One priest of the Belarus Orthodox Church ironically described on Facebook three noble maxims of a proper priest in current situation: I see nothing, I hear nothing, and I do not say anything to anyone. This institution turned out to be incapable of performing the tasks that it had entrusted to itself. Over the past 20 years, the church concluded several cooperation agreements with governmental authorities, including the penitentiary system, but in this critical moment she was incapable of mediation. The reason might be the unsubstantial character of all these agreements, which were just a piece of paper without any underlying intention for implementation. Moreover, despite her presence in all of the security forces, the Orthodox Church overlooked the fact that in recent years Lukashenko’s regime has trained at least several hundred special force fighters capable of the disgusting torture acts. Merely one Belarusian priest, Aleh Shulhin, who pastored these units in the past, had the courage to condemn them publicly, probably because he now lives in the United States. “Guys, what are you doing now? Be worthy soldiers of Christ, and do not be the executors of the orders of the one who wants to stay in power, trampling his own and your conscience, the laws of the state and the rights of citizens!”

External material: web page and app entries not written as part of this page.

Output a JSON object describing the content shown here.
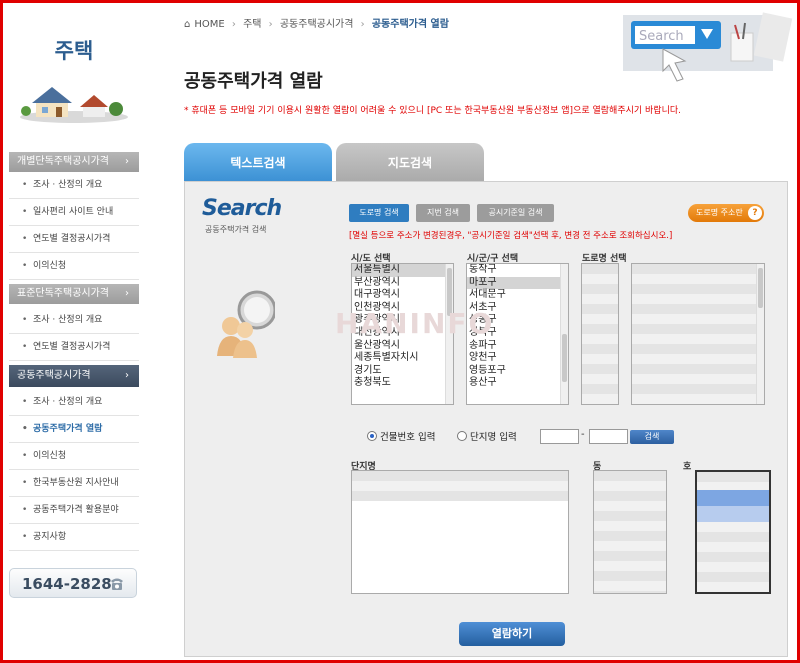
{
  "sidebar": {
    "title": "주택",
    "sections": [
      {
        "label": "개별단독주택공시가격",
        "arrow": "›"
      },
      {
        "label": "표준단독주택공시가격",
        "arrow": "›"
      },
      {
        "label": "공동주택공시가격",
        "arrow": "›"
      }
    ],
    "items1": [
      "조사 · 산정의 개요",
      "일사편리 사이트 안내",
      "연도별 결정공시가격",
      "이의신청"
    ],
    "items2": [
      "조사 · 산정의 개요",
      "연도별 결정공시가격"
    ],
    "items3": [
      "조사 · 산정의 개요",
      "공동주택가격 열람",
      "이의신청",
      "한국부동산원 지사안내",
      "공동주택가격 활용분야",
      "공지사항"
    ],
    "phone": "1644-2828"
  },
  "breadcrumb": {
    "home": "HOME",
    "sep": "›",
    "level1": "주택",
    "level2": "공동주택공시가격",
    "current": "공동주택가격 열람"
  },
  "page_title": "공동주택가격 열람",
  "notice": "* 휴대폰 등 모바일 기기 이용시 원활한 열람이 어려울 수 있으니 [PC 또는 한국부동산원 부동산정보 앱]으로 열람해주시기 바랍니다.",
  "header_illustration_text": "Search",
  "tabs": {
    "text_search": "텍스트검색",
    "map_search": "지도검색"
  },
  "search": {
    "logo": "Search",
    "sub": "공동주택가격 검색",
    "btn_road": "도로명 검색",
    "btn_jibun": "지번 검색",
    "btn_date": "공시기준일 검색",
    "btn_addr": "도로명 주소란",
    "btn_addr_q": "?",
    "warning": "[멸실 등으로 주소가 변경된경우, \"공시기준일 검색\"선택 후, 변경 전 주소로 조회하십시오.]",
    "label_sido": "시/도 선택",
    "label_sigungu": "시/군/구 선택",
    "label_road": "도로명 선택",
    "sido": [
      "서울특별시",
      "부산광역시",
      "대구광역시",
      "인천광역시",
      "광주광역시",
      "대전광역시",
      "울산광역시",
      "세종특별자치시",
      "경기도",
      "충청북도"
    ],
    "sigungu": [
      "동작구",
      "마포구",
      "서대문구",
      "서초구",
      "성동구",
      "성북구",
      "송파구",
      "양천구",
      "영등포구",
      "용산구"
    ],
    "watermark": "HANINFO",
    "radio_building": "건물번호 입력",
    "radio_complex": "단지명 입력",
    "dash": "-",
    "btn_search": "검색",
    "label_complex": "단지명",
    "label_dong": "동",
    "label_ho": "호",
    "btn_view": "열람하기"
  }
}
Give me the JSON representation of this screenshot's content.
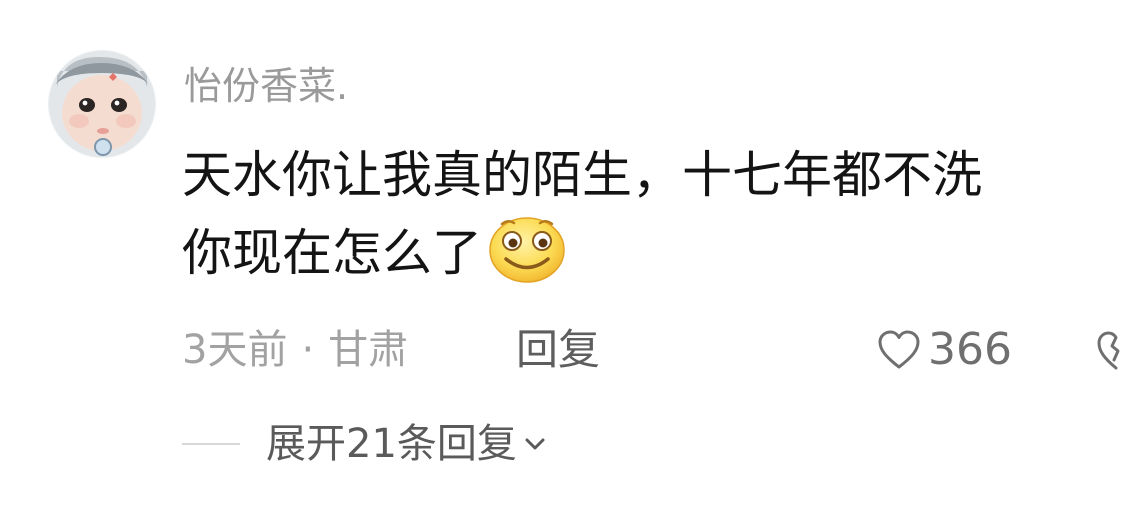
{
  "comment": {
    "username": "怡份香菜.",
    "text_line1": "天水你让我真的陌生，十七年都不洗",
    "text_line2": "你现在怎么了",
    "emoji": "smile-emoji",
    "time": "3天前",
    "separator": "·",
    "location": "甘肃",
    "reply_label": "回复",
    "like_count": "366",
    "expand_label": "展开21条回复"
  },
  "colors": {
    "username": "#9a9a9a",
    "content": "#141414",
    "meta": "#a2a2a2",
    "reply": "#5e5e5e",
    "emoji_face": "#f9d44a"
  }
}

The Orthodox Church claimed to be an important actor in public life, but she pulled back and allegedly plunged into prayer as the country was rocked by the protests. The official Orthodox Church turned out to be paralyzed by the fear of losing her status, the privileges granted to her by the state, or even just a prestigious place of work for some of her representatives. So, she refused to hear the appeals of her believers for support and a clear position. This model of church-state relations seems to be borrowed from top brass of the Russian Orthodox Church in Moscow.

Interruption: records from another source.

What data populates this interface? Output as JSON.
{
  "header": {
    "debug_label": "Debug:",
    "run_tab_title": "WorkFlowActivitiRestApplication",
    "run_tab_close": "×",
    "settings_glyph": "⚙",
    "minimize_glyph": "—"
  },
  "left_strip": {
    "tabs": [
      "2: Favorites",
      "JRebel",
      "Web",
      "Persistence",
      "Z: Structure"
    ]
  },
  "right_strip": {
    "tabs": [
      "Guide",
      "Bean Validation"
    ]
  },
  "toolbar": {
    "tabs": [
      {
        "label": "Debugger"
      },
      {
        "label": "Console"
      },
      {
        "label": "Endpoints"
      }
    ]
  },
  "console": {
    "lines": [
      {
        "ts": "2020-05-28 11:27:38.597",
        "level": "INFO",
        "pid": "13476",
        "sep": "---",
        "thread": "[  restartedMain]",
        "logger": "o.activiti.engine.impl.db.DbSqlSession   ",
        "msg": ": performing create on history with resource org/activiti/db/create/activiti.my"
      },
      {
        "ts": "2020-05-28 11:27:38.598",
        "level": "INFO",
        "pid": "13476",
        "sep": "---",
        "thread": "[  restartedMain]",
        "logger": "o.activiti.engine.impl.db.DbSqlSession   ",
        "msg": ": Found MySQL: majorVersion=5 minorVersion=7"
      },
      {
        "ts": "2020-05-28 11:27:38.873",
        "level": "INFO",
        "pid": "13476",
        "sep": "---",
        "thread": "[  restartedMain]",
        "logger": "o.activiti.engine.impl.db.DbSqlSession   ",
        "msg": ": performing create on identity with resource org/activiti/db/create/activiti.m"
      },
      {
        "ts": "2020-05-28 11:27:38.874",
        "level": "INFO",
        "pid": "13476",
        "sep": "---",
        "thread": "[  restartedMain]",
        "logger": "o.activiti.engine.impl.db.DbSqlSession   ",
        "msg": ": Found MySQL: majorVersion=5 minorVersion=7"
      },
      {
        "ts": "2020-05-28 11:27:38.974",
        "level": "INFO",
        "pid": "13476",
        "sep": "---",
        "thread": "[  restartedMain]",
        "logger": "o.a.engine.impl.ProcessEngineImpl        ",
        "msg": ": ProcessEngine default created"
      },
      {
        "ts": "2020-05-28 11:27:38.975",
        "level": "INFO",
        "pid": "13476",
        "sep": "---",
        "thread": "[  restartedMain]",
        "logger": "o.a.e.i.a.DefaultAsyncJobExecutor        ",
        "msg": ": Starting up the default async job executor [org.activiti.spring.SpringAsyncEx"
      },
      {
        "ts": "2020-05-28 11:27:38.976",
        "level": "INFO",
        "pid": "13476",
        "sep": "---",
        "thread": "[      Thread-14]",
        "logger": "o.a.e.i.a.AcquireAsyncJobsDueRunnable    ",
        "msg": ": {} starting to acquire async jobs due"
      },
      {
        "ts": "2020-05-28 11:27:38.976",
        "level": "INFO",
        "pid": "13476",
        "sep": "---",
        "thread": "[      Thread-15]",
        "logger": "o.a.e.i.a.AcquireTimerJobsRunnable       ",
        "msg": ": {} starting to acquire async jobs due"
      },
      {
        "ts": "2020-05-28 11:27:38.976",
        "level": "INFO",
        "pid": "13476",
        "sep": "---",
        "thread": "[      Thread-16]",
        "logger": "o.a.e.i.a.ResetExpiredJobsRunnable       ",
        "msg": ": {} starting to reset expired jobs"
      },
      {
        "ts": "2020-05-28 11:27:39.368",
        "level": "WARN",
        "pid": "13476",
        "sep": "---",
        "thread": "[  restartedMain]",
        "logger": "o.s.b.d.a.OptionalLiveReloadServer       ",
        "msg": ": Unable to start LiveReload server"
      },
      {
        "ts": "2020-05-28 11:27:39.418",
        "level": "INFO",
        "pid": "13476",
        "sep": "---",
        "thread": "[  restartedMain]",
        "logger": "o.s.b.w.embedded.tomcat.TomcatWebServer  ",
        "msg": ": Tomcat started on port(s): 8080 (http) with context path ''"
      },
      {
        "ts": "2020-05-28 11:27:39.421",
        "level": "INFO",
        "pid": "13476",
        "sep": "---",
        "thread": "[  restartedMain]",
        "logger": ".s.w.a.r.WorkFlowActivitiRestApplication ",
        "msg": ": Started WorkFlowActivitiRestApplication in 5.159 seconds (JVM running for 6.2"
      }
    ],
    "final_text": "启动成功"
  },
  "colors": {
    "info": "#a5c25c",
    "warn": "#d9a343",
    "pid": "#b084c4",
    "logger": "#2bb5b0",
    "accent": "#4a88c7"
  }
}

Patriarch Kirill, head of the Moscow Patriarchate, was one of the first to congratulate Lukashenko on his “election victory,” ignoring the fact that this proclaimed victory caused unprecedented mass protests in the country. The patriarch remained unimpressed by the strikes and a wave of dismissals. He just declared his concern about the situation of public confrontation in Belarus. On August 30, in his birthday greetings, Patriarch Kirill praised Lukashenko for his “support of socially significant initiatives of the Orthodox Church” and expressed “hopes for the development of the church's cooperation with state authorities.” The patriarch prefers neither to see nor to hear hundreds of thousands of people on the streets and the exclamations of Orthodox believers calling for truth, respect, and non-violence. Obviously, he is over his flock and speaks the language of the political establishment familiar to him.

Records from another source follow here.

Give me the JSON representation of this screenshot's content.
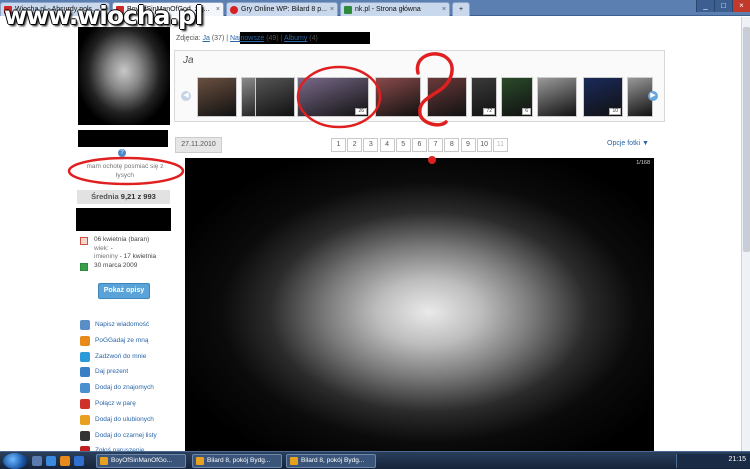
{
  "browser": {
    "tabs": [
      {
        "title": "Wiocha.pl - Absurdy pols...",
        "favicon_color": "#cc2a2a",
        "active": false
      },
      {
        "title": "BoyOfSinManOfGod, zdj...",
        "favicon_color": "#cc2a2a",
        "active": true
      },
      {
        "title": "Gry Online WP: Bilard 8 p...",
        "favicon_color": "#d82020",
        "active": false
      },
      {
        "title": "nk.pl - Strona główna",
        "favicon_color": "#2e8b3e",
        "active": false
      }
    ],
    "window_buttons": [
      "_",
      "□",
      "×"
    ]
  },
  "watermark": "www.wiocha.pl",
  "photo_nav": {
    "prefix": "Zdjęcia:",
    "ja_label": "Ja",
    "ja_count": "(37)",
    "najnowsze_label": "Najnowsze",
    "najnowsze_count": "(49)",
    "albumy_label": "Albumy",
    "albumy_count": "(4)"
  },
  "profile": {
    "help_glyph": "?",
    "status_text": "mam ochotę posmiać się z łysych",
    "average_label": "Średnia",
    "average_value": "9,21 z 993",
    "birthday": "06 kwietnia (baran)",
    "age_label": "wiek:",
    "age_value": "-",
    "nameday_label": "imieniny",
    "nameday_value": "- 17 kwietnia",
    "joined": "30 marca 2009",
    "describe_button": "Pokaż opisy"
  },
  "actions": [
    {
      "label": "Napisz wiadomość",
      "icon": "envelope-icon",
      "color": "#5a8ec8"
    },
    {
      "label": "PoGGadaj ze mną",
      "icon": "gg-flower-icon",
      "color": "#e88a1a"
    },
    {
      "label": "Zadzwoń do mnie",
      "icon": "skype-icon",
      "color": "#2a9ad8"
    },
    {
      "label": "Daj prezent",
      "icon": "gift-icon",
      "color": "#3b7fc4"
    },
    {
      "label": "Dodaj do znajomych",
      "icon": "add-friend-icon",
      "color": "#4a90d0"
    },
    {
      "label": "Połącz w parę",
      "icon": "heart-icon",
      "color": "#d0302a"
    },
    {
      "label": "Dodaj do ulubionych",
      "icon": "star-icon",
      "color": "#e8a020"
    },
    {
      "label": "Dodaj do czarnej listy",
      "icon": "blacklist-icon",
      "color": "#333333"
    },
    {
      "label": "Zgłoś naruszenie",
      "icon": "report-icon",
      "color": "#c02020"
    }
  ],
  "album": {
    "title": "Ja",
    "thumbnails": [
      {
        "count": "",
        "tone": "#6a5040"
      },
      {
        "count": "",
        "tone": "#8a8a8a"
      },
      {
        "count": "",
        "tone": "#555555"
      },
      {
        "count": "26",
        "tone": "#7a6a8a"
      },
      {
        "count": "",
        "tone": "#8a4a4a"
      },
      {
        "count": "",
        "tone": "#6a3a3a"
      },
      {
        "count": "72",
        "tone": "#3a3a3a"
      },
      {
        "count": "6",
        "tone": "#2a4a2a"
      },
      {
        "count": "",
        "tone": "#9a9a9a"
      },
      {
        "count": "10",
        "tone": "#1a2a5a"
      },
      {
        "count": "",
        "tone": "#999999"
      }
    ]
  },
  "photo": {
    "date": "27.11.2010",
    "pages": [
      "1",
      "2",
      "3",
      "4",
      "5",
      "6",
      "7",
      "8",
      "9",
      "10",
      "11"
    ],
    "options_label": "Opcje fotki ▼",
    "image_badge": "1/168"
  },
  "taskbar": {
    "items": [
      {
        "label": "BoyOfSinManOfGo...",
        "favicon_color": "#e8a020"
      },
      {
        "label": "Bilard 8, pokój Bydg...",
        "favicon_color": "#e8a020"
      },
      {
        "label": "Bilard 8, pokój Bydg...",
        "favicon_color": "#e8a020"
      }
    ],
    "clock": "21:15"
  },
  "annotation_colors": {
    "marker": "#e02020"
  }
}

In the face of the Belarusian humanitarian crisis, the majority of Orthodox clergy is choosing silent prayer, meaning non-involvement and self-preservation. In such a way, they are respectively betraying their Christian confession, refusing to come out as real peacemakers and witnesses of truth. This might result in the further loss of the Orthodox Church’s moral authority in the Belarusian society for the foreseeable future.